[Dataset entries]
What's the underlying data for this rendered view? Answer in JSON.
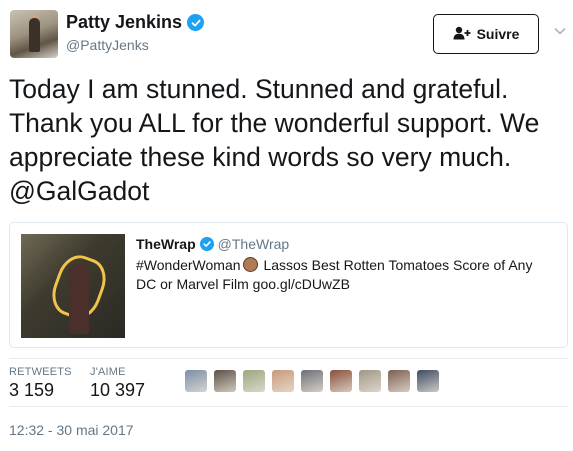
{
  "author": {
    "name": "Patty Jenkins",
    "handle": "@PattyJenks"
  },
  "follow_button": {
    "label": "Suivre"
  },
  "tweet": {
    "text": "Today I am stunned. Stunned and grateful. Thank you ALL for the wonderful support. We appreciate these kind words so very much. @GalGadot"
  },
  "quoted_card": {
    "name": "TheWrap",
    "handle": "@TheWrap",
    "text_before_emoji": "#WonderWoman",
    "text_after_emoji": "Lassos Best Rotten Tomatoes Score of Any DC or Marvel Film goo.gl/cDUwZB"
  },
  "stats": {
    "retweets_label": "RETWEETS",
    "retweets_value": "3 159",
    "likes_label": "J'AIME",
    "likes_value": "10 397"
  },
  "likers": [
    {
      "icon": "user-avatar",
      "color": "#7a8fa8"
    },
    {
      "icon": "user-avatar",
      "color": "#5b5046"
    },
    {
      "icon": "user-avatar",
      "color": "#9aa77f"
    },
    {
      "icon": "user-avatar",
      "color": "#c89a7a"
    },
    {
      "icon": "user-avatar",
      "color": "#6d6f78"
    },
    {
      "icon": "user-avatar",
      "color": "#8a4e3c"
    },
    {
      "icon": "user-avatar",
      "color": "#a09886"
    },
    {
      "icon": "user-avatar",
      "color": "#7d5e52"
    },
    {
      "icon": "user-avatar",
      "color": "#3d4c63"
    }
  ],
  "timestamp": "12:32 - 30 mai 2017",
  "colors": {
    "verified": "#1da1f2",
    "secondary_text": "#657786",
    "primary_text": "#14171a"
  }
}
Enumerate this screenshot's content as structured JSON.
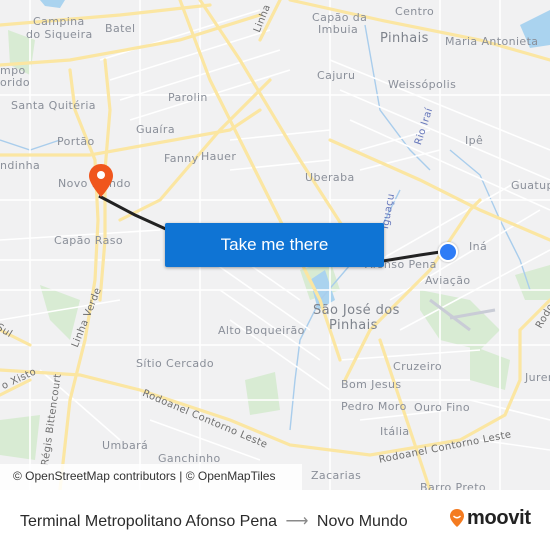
{
  "map": {
    "labels": [
      {
        "text": "Campina",
        "name": "label-campina"
      },
      {
        "text": "do Siqueira",
        "name": "label-do-siqueira"
      },
      {
        "text": "Batel",
        "name": "label-batel"
      },
      {
        "text": "Capão da",
        "name": "label-capao-da"
      },
      {
        "text": "Imbuia",
        "name": "label-imbuia"
      },
      {
        "text": "Centro",
        "name": "label-centro"
      },
      {
        "text": "Pinhais",
        "name": "label-pinhais"
      },
      {
        "text": "Maria Antonieta",
        "name": "label-maria-antonieta"
      },
      {
        "text": "mpo",
        "name": "label-campo-partial"
      },
      {
        "text": "orido",
        "name": "label-florido-partial"
      },
      {
        "text": "Cajuru",
        "name": "label-cajuru"
      },
      {
        "text": "Weissópolis",
        "name": "label-weissopolis"
      },
      {
        "text": "Santa Quitéria",
        "name": "label-santa-quiteria"
      },
      {
        "text": "Parolin",
        "name": "label-parolin"
      },
      {
        "text": "Guaíra",
        "name": "label-guaira"
      },
      {
        "text": "Portão",
        "name": "label-portao"
      },
      {
        "text": "Ipê",
        "name": "label-ipe"
      },
      {
        "text": "ndinha",
        "name": "label-lindinha-partial"
      },
      {
        "text": "Fanny",
        "name": "label-fanny"
      },
      {
        "text": "Hauer",
        "name": "label-hauer"
      },
      {
        "text": "Uberaba",
        "name": "label-uberaba"
      },
      {
        "text": "Guatup",
        "name": "label-guatupe-partial"
      },
      {
        "text": "Novo Mundo",
        "name": "label-novo-mundo"
      },
      {
        "text": "Capão Raso",
        "name": "label-capao-raso"
      },
      {
        "text": "Iná",
        "name": "label-ina"
      },
      {
        "text": "Afonso Pena",
        "name": "label-afonso-pena"
      },
      {
        "text": "Aviação",
        "name": "label-aviacao"
      },
      {
        "text": "São José dos",
        "name": "label-sao-jose-dos"
      },
      {
        "text": "Pinhais",
        "name": "label-sjp-pinhais"
      },
      {
        "text": "Alto Boqueirão",
        "name": "label-alto-boqueirao"
      },
      {
        "text": "Sítio Cercado",
        "name": "label-sitio-cercado"
      },
      {
        "text": "Cruzeiro",
        "name": "label-cruzeiro"
      },
      {
        "text": "Jurer",
        "name": "label-jurere-partial"
      },
      {
        "text": "Bom Jesus",
        "name": "label-bom-jesus"
      },
      {
        "text": "Pedro Moro",
        "name": "label-pedro-moro"
      },
      {
        "text": "Ouro Fino",
        "name": "label-ouro-fino"
      },
      {
        "text": "Itália",
        "name": "label-italia"
      },
      {
        "text": "Umbará",
        "name": "label-umbara"
      },
      {
        "text": "Ganchinho",
        "name": "label-ganchinho"
      },
      {
        "text": "Zacarias",
        "name": "label-zacarias"
      },
      {
        "text": "Barro Preto",
        "name": "label-barro-preto"
      }
    ],
    "roads": {
      "linha_verde_north": "Linha Verde",
      "linha_verde_south": "Linha Verde",
      "rodoanel_west": "Rodoanel Contorno Leste",
      "rodoanel_east": "Rodoanel Contorno Leste",
      "xisto": "o Xisto",
      "sul": "Sul",
      "bittencourt": "Régis Bittencourt",
      "rodo_partial": "Rodo"
    },
    "rivers": {
      "irai": "Rio Iraí",
      "iguacu": "Iguaçu"
    },
    "attribution": "© OpenStreetMap contributors | © OpenMapTiles",
    "cta_button": "Take me there",
    "colors": {
      "background": "#f1f1f2",
      "major_road": "#fbe6a2",
      "minor_road": "#ffffff",
      "water": "#a9d3f0",
      "park": "#d4ead0",
      "route_line": "#222222",
      "origin_marker": "#2e7cf6",
      "destination_marker": "#f0561d",
      "button": "#0f74d4"
    }
  },
  "footer": {
    "origin": "Terminal Metropolitano Afonso Pena",
    "arrow": "⟶",
    "destination": "Novo Mundo",
    "brand": "moovit",
    "brand_color": "#f47b20"
  }
}
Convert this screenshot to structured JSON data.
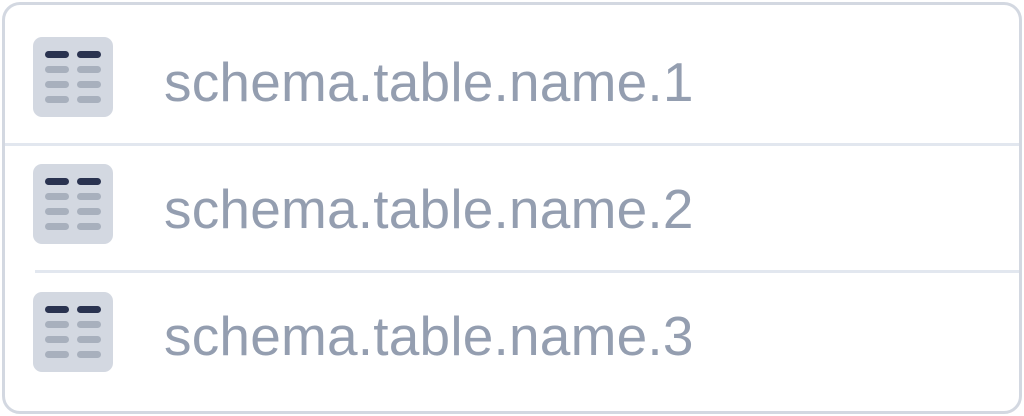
{
  "table_list": {
    "items": [
      {
        "name": "schema.table.name.1",
        "icon": "table-icon"
      },
      {
        "name": "schema.table.name.2",
        "icon": "table-icon"
      },
      {
        "name": "schema.table.name.3",
        "icon": "table-icon"
      }
    ]
  },
  "colors": {
    "border": "#d3d8e1",
    "divider": "#e2e7ef",
    "icon_bg": "#d3d8e1",
    "icon_header": "#2a3350",
    "icon_cells": "#a8b0bd",
    "label_text": "#949eb0"
  }
}
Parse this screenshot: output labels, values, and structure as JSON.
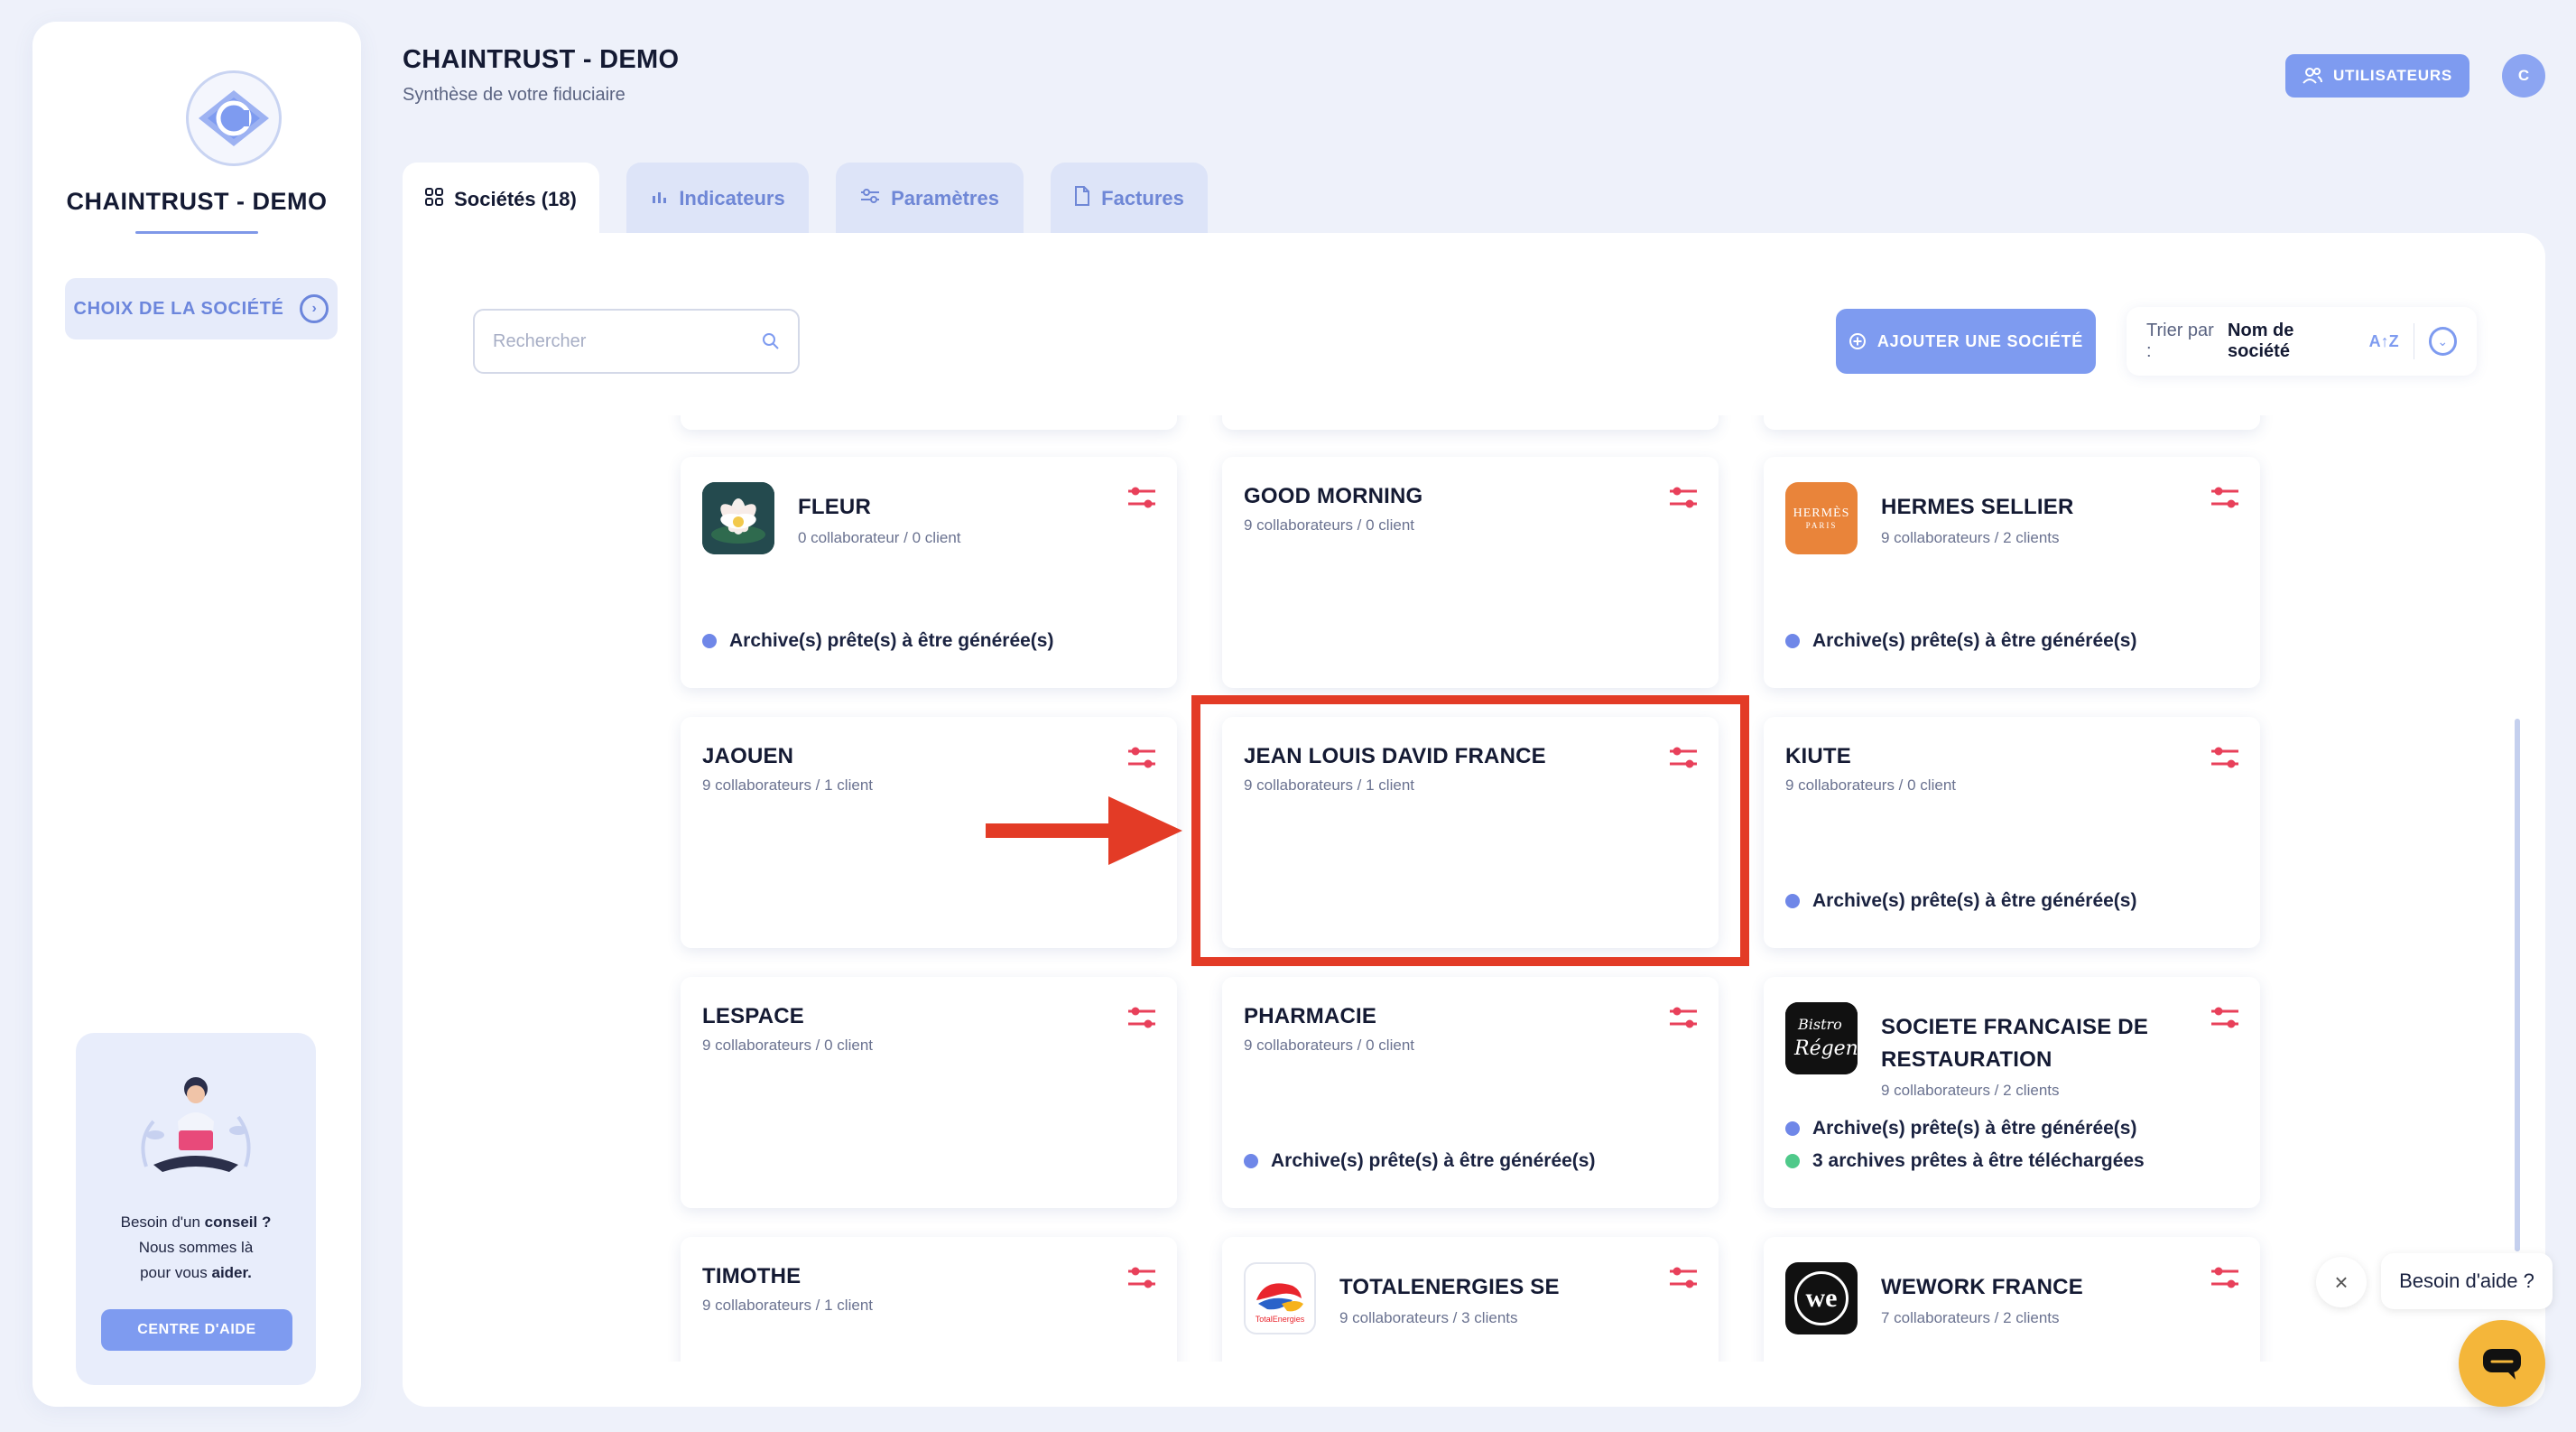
{
  "sidebar": {
    "title": "CHAINTRUST - DEMO",
    "choice_button": "CHOIX DE LA SOCIÉTÉ",
    "help": {
      "line1_a": "Besoin d'un",
      "line1_b": "conseil",
      "line1_c": " ?",
      "line2": "Nous sommes là",
      "line3_a": "pour vous",
      "line3_b": "aider.",
      "button": "CENTRE D'AIDE"
    }
  },
  "header": {
    "title": "CHAINTRUST - DEMO",
    "subtitle": "Synthèse de votre fiduciaire",
    "users_button": "UTILISATEURS",
    "avatar_initial": "C"
  },
  "tabs": [
    {
      "label": "Sociétés (18)",
      "active": true
    },
    {
      "label": "Indicateurs",
      "active": false
    },
    {
      "label": "Paramètres",
      "active": false
    },
    {
      "label": "Factures",
      "active": false
    }
  ],
  "toolbar": {
    "search_placeholder": "Rechercher",
    "add_button": "AJOUTER UNE SOCIÉTÉ",
    "sort_label": "Trier par :",
    "sort_value": "Nom de société",
    "sort_icon_text": "A↑Z"
  },
  "companies": [
    {
      "name": "FLEUR",
      "meta": "0 collaborateur / 0 client",
      "status": [
        "Archive(s) prête(s) à être générée(s)"
      ]
    },
    {
      "name": "GOOD MORNING",
      "meta": "9 collaborateurs / 0 client",
      "status": []
    },
    {
      "name": "HERMES SELLIER",
      "meta": "9 collaborateurs / 2 clients",
      "status": [
        "Archive(s) prête(s) à être générée(s)"
      ]
    },
    {
      "name": "JAOUEN",
      "meta": "9 collaborateurs / 1 client",
      "status": []
    },
    {
      "name": "JEAN LOUIS DAVID FRANCE",
      "meta": "9 collaborateurs / 1 client",
      "status": []
    },
    {
      "name": "KIUTE",
      "meta": "9 collaborateurs / 0 client",
      "status": [
        "Archive(s) prête(s) à être générée(s)"
      ]
    },
    {
      "name": "LESPACE",
      "meta": "9 collaborateurs / 0 client",
      "status": []
    },
    {
      "name": "PHARMACIE",
      "meta": "9 collaborateurs / 0 client",
      "status": [
        "Archive(s) prête(s) à être générée(s)"
      ]
    },
    {
      "name_line1": "SOCIETE FRANCAISE DE",
      "name_line2": "RESTAURATION",
      "meta": "9 collaborateurs / 2 clients",
      "status": [
        "Archive(s) prête(s) à être générée(s)",
        "3 archives prêtes à être téléchargées"
      ]
    },
    {
      "name": "TIMOTHE",
      "meta": "9 collaborateurs / 1 client",
      "status": []
    },
    {
      "name": "TOTALENERGIES SE",
      "meta": "9 collaborateurs / 3 clients",
      "status": []
    },
    {
      "name": "WEWORK FRANCE",
      "meta": "7 collaborateurs / 2 clients",
      "status": []
    }
  ],
  "logos": {
    "hermes_line1": "HERMÈS",
    "hermes_line2": "PARIS",
    "total_text": "TotalEnergies",
    "wework_text": "we"
  },
  "chat": {
    "bubble": "Besoin d'aide ?"
  },
  "colors": {
    "accent": "#7e9bf0",
    "highlight": "#e33b26",
    "status_blue": "#6f87e8",
    "status_green": "#4fc98a",
    "settings_red": "#e8405a"
  }
}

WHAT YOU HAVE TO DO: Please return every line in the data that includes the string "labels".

ANSWER:
    "labels": [
Parse this screenshot: output labels, values, and structure as JSON.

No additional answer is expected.